What your Network should Be Your Computer with Anti-Virus and Firewall Software Installed (Excellent Protection) Your PC connects to the router or switch via Ethernet cable Your Router or Switch - Hardware Protection at Best Router or Switch connects to Cable Modem or Direct Ethernet to your ISP Server Your ISP’s Server connects you to the rest of the World Wide Web
Online Safety Tips <ul><li>Register your PC with Operation PC-ID </li></ul><ul><li>Never leave a notebook PC unattended in public - it’s an easy steal </li></ul><ul><li>When not in use - shutdown PC </li></ul><ul><li>Close a program when not in use </li></ul><ul><li>Never save or store passwords on a PC </li></ul><ul><li>Use STRONG passwords - no easy guess </li></ul>WEBLINK: OPERATION PC-ID
More Online Safety Tips <ul><li>Beware of file attachments - Trojans </li></ul><ul><li>Purchase online from reputable businesses with secured Browser </li></ul><ul><li>Beware of get-rich-quick emails </li></ul><ul><li>Update anti-virus software weekly </li></ul><ul><li>Set browser options to maximum protection </li></ul><ul><li>Never give out personal information! </li></ul>
Informational Videos Web Surfing, Security , and Privacy Online Internet Security, Hacks , and Trojan Horses Are You Protected? Find Out! Test Your System Using ShieldsUP to learn how to Secure your System Is Your Firewall doing its Job? Find Out! These links connect to videos online.
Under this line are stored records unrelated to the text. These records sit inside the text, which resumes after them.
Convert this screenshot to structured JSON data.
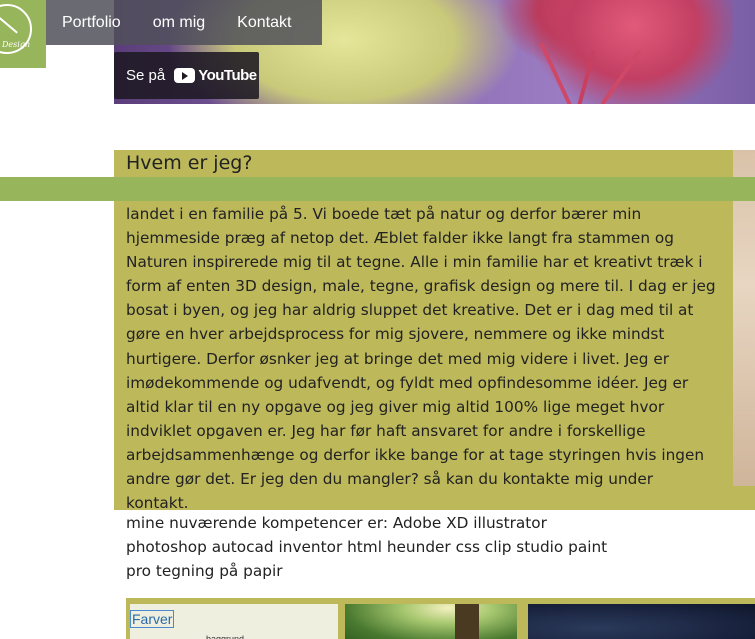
{
  "nav": {
    "items": [
      {
        "label": "Portfolio"
      },
      {
        "label": "om mig"
      },
      {
        "label": "Kontakt"
      }
    ]
  },
  "video": {
    "watch_label": "Se på",
    "platform_label": "YouTube"
  },
  "about": {
    "heading": "Hvem er jeg?",
    "body": "landet i en familie på 5. Vi boede tæt på natur og derfor bærer min hjemmeside præg af netop det. Æblet falder ikke langt fra stammen og Naturen inspirerede mig til at tegne. Alle i min familie har et kreativt træk i form af enten 3D design, male, tegne, grafisk design og mere til. I dag er jeg bosat i byen, og jeg har aldrig sluppet det kreative. Det er i dag med til at gøre en hver arbejdsprocess for mig sjovere, nemmere og ikke mindst hurtigere. Derfor øsnker jeg at bringe det med mig videre i livet. Jeg er imødekommende og udafvendt, og fyldt med opfindesomme idéer. Jeg er altid klar til en ny opgave og jeg giver mig altid 100% lige meget hvor indviklet opgaven er. Jeg har før haft ansvaret for andre i forskellige arbejdsammenhænge og derfor ikke bange for at tage styringen hvis ingen andre gør det. Er jeg den du mangler? så kan du kontakte mig under kontakt."
  },
  "skills": {
    "text": "mine nuværende kompetencer er: Adobe XD illustrator photoshop autocad inventor html heunder css clip studio paint pro tegning på papir"
  },
  "gallery": {
    "thumb1_title": "Farver",
    "thumb1_caption": "baggrund"
  },
  "colors": {
    "brand_green": "#97b55a",
    "about_olive": "#bdb85a",
    "nav_bg": "#50505a"
  }
}
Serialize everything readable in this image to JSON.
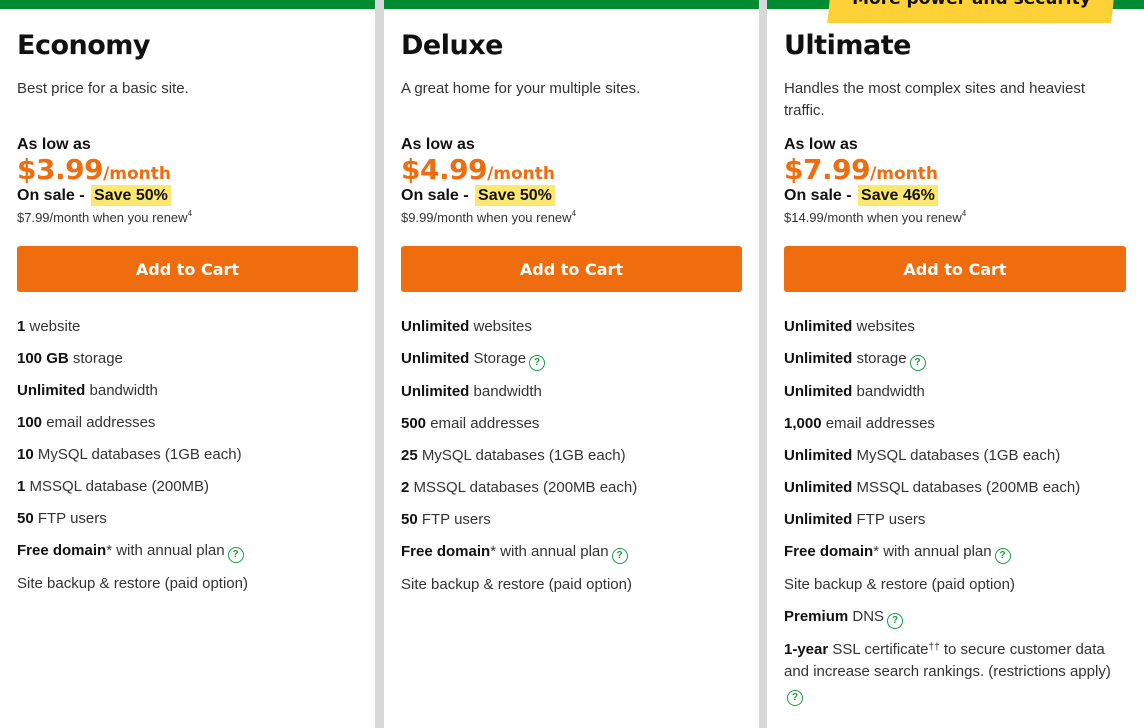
{
  "ribbon": "More power and security",
  "plans": [
    {
      "name": "Economy",
      "tagline": "Best price for a basic site.",
      "low_label": "As low as",
      "price": "$3.99",
      "period": "/month",
      "sale_label": "On sale -",
      "save": "Save 50%",
      "renew": "$7.99/month when you renew",
      "renew_note": "4",
      "cta": "Add to Cart",
      "features": [
        {
          "bold": "1",
          "text": " website"
        },
        {
          "bold": "100 GB",
          "text": " storage"
        },
        {
          "bold": "Unlimited",
          "text": " bandwidth"
        },
        {
          "bold": "100",
          "text": " email addresses"
        },
        {
          "bold": "10",
          "text": " MySQL databases (1GB each)"
        },
        {
          "bold": "1",
          "text": " MSSQL database (200MB)"
        },
        {
          "bold": "50",
          "text": " FTP users"
        },
        {
          "bold": "Free domain",
          "text": "* with annual plan"
        },
        {
          "bold": "",
          "text": "Site backup & restore (paid option)"
        }
      ]
    },
    {
      "name": "Deluxe",
      "tagline": "A great home for your multiple sites.",
      "low_label": "As low as",
      "price": "$4.99",
      "period": "/month",
      "sale_label": "On sale -",
      "save": "Save 50%",
      "renew": "$9.99/month when you renew",
      "renew_note": "4",
      "cta": "Add to Cart",
      "features": [
        {
          "bold": "Unlimited",
          "text": " websites"
        },
        {
          "bold": "Unlimited",
          "text": " Storage"
        },
        {
          "bold": "Unlimited",
          "text": " bandwidth"
        },
        {
          "bold": "500",
          "text": " email addresses"
        },
        {
          "bold": "25",
          "text": " MySQL databases (1GB each)"
        },
        {
          "bold": "2",
          "text": " MSSQL databases (200MB each)"
        },
        {
          "bold": "50",
          "text": " FTP users"
        },
        {
          "bold": "Free domain",
          "text": "* with annual plan"
        },
        {
          "bold": "",
          "text": "Site backup & restore (paid option)"
        }
      ]
    },
    {
      "name": "Ultimate",
      "tagline": "Handles the most complex sites and heaviest traffic.",
      "low_label": "As low as",
      "price": "$7.99",
      "period": "/month",
      "sale_label": "On sale -",
      "save": "Save 46%",
      "renew": "$14.99/month when you renew",
      "renew_note": "4",
      "cta": "Add to Cart",
      "features": [
        {
          "bold": "Unlimited",
          "text": " websites"
        },
        {
          "bold": "Unlimited",
          "text": " storage"
        },
        {
          "bold": "Unlimited",
          "text": " bandwidth"
        },
        {
          "bold": "1,000",
          "text": " email addresses"
        },
        {
          "bold": "Unlimited",
          "text": " MySQL databases (1GB each)"
        },
        {
          "bold": "Unlimited",
          "text": " MSSQL databases (200MB each)"
        },
        {
          "bold": "Unlimited",
          "text": " FTP users"
        },
        {
          "bold": "Free domain",
          "text": "* with annual plan"
        },
        {
          "bold": "",
          "text": "Site backup & restore (paid option)"
        },
        {
          "bold": "Premium",
          "text": " DNS"
        },
        {
          "bold": "1-year",
          "text": " SSL certificate",
          "sup": "††",
          "text2": " to secure customer data and increase search rankings. (restrictions apply)"
        }
      ]
    }
  ],
  "colors": {
    "brand_green": "#008a32",
    "price_orange": "#ef6c0f",
    "save_highlight": "#fde86f",
    "ribbon_yellow": "#fed136",
    "help_icon": "#1a9a44"
  },
  "icons": {
    "help": "question-circle-icon"
  }
}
Steve Gibson (Internet Security Expert), Leo Laporte (ZDTV), and Kate Botello discuss Internet Security, information your PC is revealing, and ways you can test your system for safety and privacy. These videos are in Windows Media format. Please allow time for buffering.
Test Your PC Now Privacy Analysis of Your Connection Test the Security of Your PC Online Test Your Computer’s Firewall Online These online tests can actually tell you how vulnerable your computer system is online. If you wonder what information your computer is sending out to the world, these links will tell you. These sites are 100% safe and fully tested. The test results are accurate.
Reading Resources Latest Internet Fraud Trends Internet Fraud Preventative Measures How You Are Being Traced Over the Net The IP Address - Your Internet Identity
Brought to you by VCU POLICE DEPARTMENT 918 W. FRANKLIN STREET RICHMOND, VA. 23834 (804) 828-1196 PRESENTATION BY: OFFICER TROY C. ROSS WEBMASTER, VCUPD UNIT 1420 WWW.VCU.EDU/POLICE